• Work instructions: Copy all lines holding the word "structured" from the entries.

• Data under study:
──────

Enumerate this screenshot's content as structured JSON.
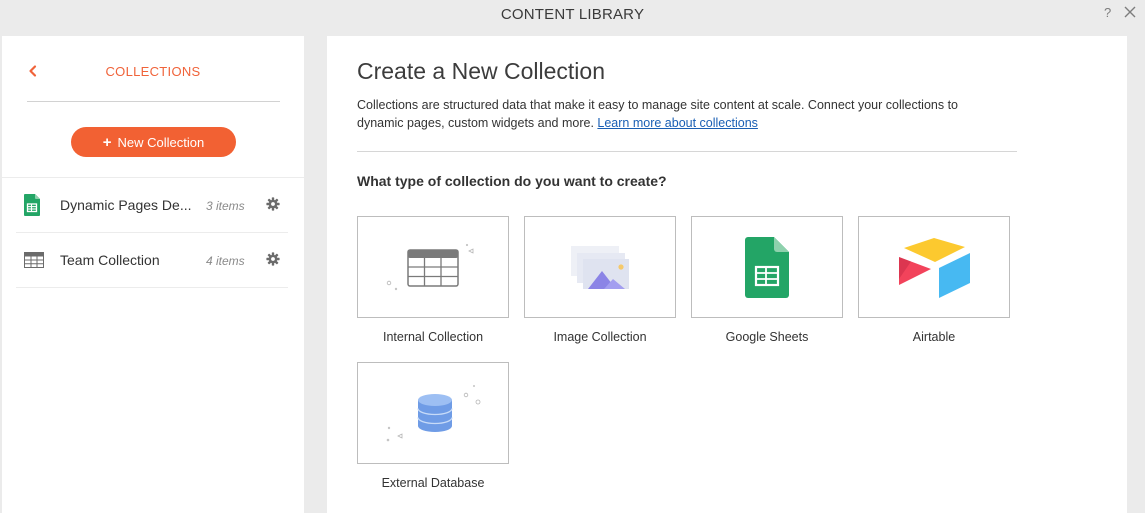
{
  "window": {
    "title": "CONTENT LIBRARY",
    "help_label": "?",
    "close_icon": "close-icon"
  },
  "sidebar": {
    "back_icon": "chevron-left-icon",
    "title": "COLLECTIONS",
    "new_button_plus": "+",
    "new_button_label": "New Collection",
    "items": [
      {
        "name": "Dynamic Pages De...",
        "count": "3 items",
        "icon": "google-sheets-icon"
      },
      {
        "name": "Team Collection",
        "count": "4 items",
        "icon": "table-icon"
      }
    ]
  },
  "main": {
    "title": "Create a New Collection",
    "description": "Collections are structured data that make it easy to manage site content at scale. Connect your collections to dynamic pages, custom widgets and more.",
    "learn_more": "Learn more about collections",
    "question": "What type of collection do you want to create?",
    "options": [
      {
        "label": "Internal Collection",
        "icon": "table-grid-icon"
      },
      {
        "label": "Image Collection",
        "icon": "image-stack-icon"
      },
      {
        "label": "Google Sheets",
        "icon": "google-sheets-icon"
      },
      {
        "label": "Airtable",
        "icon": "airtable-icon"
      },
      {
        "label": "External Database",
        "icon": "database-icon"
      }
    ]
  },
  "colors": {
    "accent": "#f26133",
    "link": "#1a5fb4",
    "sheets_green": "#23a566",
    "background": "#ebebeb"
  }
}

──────

• The completed task:
Enumerate this screenshot's content as structured JSON.
    "description": "Collections are structured data that make it easy to manage site content at scale. Connect your collections to dynamic pages, custom widgets and more.",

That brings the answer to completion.